Keeping to NYC, De Blasio’s $14 billion deal would cut down greenhouse gas emissions by 30 percent by 2030.
Nearly 70 percent of New York City’s greenhouse gas emissions come from its buildings. The Climate Mobilization Act mandates buildings larger than 25,000 square feet reduce emissions by 40 percent by 2040 and 80 percent by 2050. These megastructures are just two percent of real estate in the city but are responsible for half of building emissions.
According to the mayor, Trump’s buildings’ carbon footprint is equivalent to 5,800 cars. “Maybe President Trump has forgotten where he comes from.
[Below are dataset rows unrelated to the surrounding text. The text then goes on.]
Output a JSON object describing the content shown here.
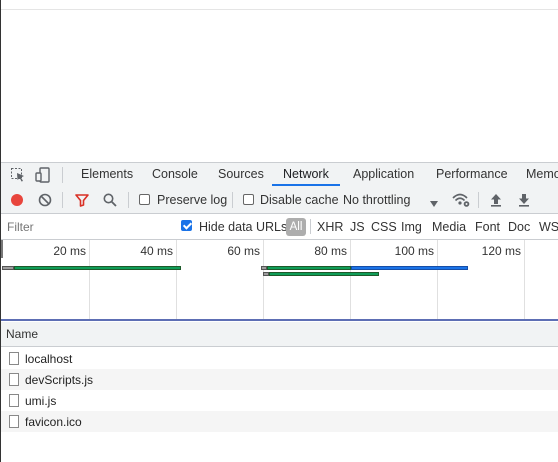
{
  "devtools": {
    "tabs": [
      "Elements",
      "Console",
      "Sources",
      "Network",
      "Application",
      "Performance",
      "Memo"
    ],
    "active_tab": "Network",
    "toolbar": {
      "preserve_log_label": "Preserve log",
      "disable_cache_label": "Disable cache",
      "throttling_value": "No throttling",
      "preserve_log_checked": false,
      "disable_cache_checked": false,
      "record_color": "#e8453c",
      "filter_icon_color": "#d93025"
    },
    "filter": {
      "placeholder": "Filter",
      "hide_data_urls_label": "Hide data URLs",
      "hide_data_urls_checked": true,
      "types": [
        "All",
        "XHR",
        "JS",
        "CSS",
        "Img",
        "Media",
        "Font",
        "Doc",
        "WS"
      ],
      "active_type": "All"
    },
    "overview": {
      "ticks": [
        "20 ms",
        "40 ms",
        "60 ms",
        "80 ms",
        "100 ms",
        "120 ms"
      ],
      "bar_colors": {
        "waiting": "#0f9d58",
        "download": "#1a73e8",
        "queue": "#9e9e9e"
      }
    },
    "requests": {
      "column_name": "Name",
      "items": [
        "localhost",
        "devScripts.js",
        "umi.js",
        "favicon.ico"
      ]
    }
  }
}
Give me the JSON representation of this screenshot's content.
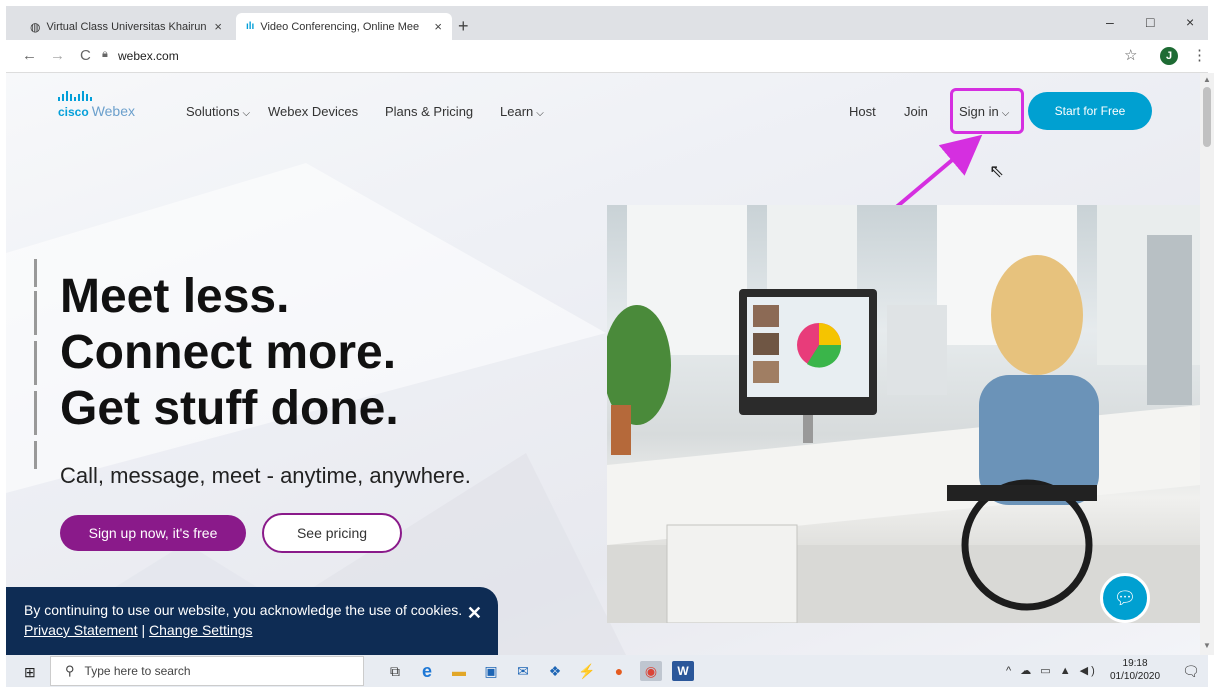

This is the city that has suffered because of global warming and we are still vulnerable,” said de Blasio, referencing the devastation caused by Superstorm Sandy in 2012.
Speaking alongside the mayor at a rally inside Trump Tower, New York Communities for Change board member Rachel Rivera spoke about how she and her daughter are still recovering from Sandy seven years later. “We ran into the night with nothing . . . When it rains extremely hard, [my daughter] gets extremely anxious,” she said. “New York City will not survive without a radical action to stop climate change.”
Rivera’s comments were met with both cheers and boos — the latter from counter-protesters who interrupted the gathering bearing signs that read, “Trump 2020.”
“Clearly the Trump Organization is a little sensitive to the fact that we’re calling them out for what they are doing to the climate and the way this building is a part of the problem,” de Blasio said. “But, we will not back down.”
Trump refusing to pay New Mexico security and barricades — while trying to change the state from blue to red
President Donald Trump thinks he will win New Mexico. He's repeated the factoid multiple times, including to a group of oil and gas workers and executives Wednesday at a conference in Pittsburgh, PA. But he also made two significant mistakes to put that support in jeopardy.
First, the president indicated he was building his "wall" on the border of Colorado, which is north of New Mexico. It would mean that New Mexico was now part of Mexico.
Second, it was reported by the Albuquerque Journal that their city is yet another one Trump's campaign is refusing to pay for security costs.
CNN’s Cuomo obliterates GOP congressman who raided SCIF in impeachment hearing
On Wednesday's edition of CNN's "Cuomo Prime Time," Chris Cuomo brought on Rep. Bill Johnson (R-OH), one of the Republicans who participated in the raid on the secure room where the Intelligence Committee was conducting impeachment hearings. And Johnson's attempt to defend his behavior did not go well.
"Congressman, did you bring a phone in there?" asked Cuomo.
"We headed down that hallway to demand to be able to do our job. That's what we were there for," said Johnson. "There is no classified information being discussed in that room. It is a classified facility, if classified is being discussed, but there was no classified information being discussed there ... You know, a Republican speaker gave that due process and fairness to President Clinton. A Democrat speaker gave that fairness and due process to Richard Nixon. So what do they have to hide, Chris?"
Intel Committee has ‘recent evidence’ Ukraine witnesses are working together to ‘coordinate’ their stories
House investigators have "recent evidence" of witnesses working to coordinate their testimony before Congress, a Democratic congressman revealed on MSNBC on Wednesday.
Rep. Eric Swalwell (D-CA), who sits on the Intelligence and Judicial committees, was interviewed by MSNBC Chris Hayes.
"Final question, what is the timeline here?" Hayes asked. "There is some transparency argument that at some point this can’t be behind closed doors, the American people, all of us, Republicans, Democrats, citizens and journalists have to hear what’s happening."
"You’re absolutely right and there will be a public phase," Swalwell replied.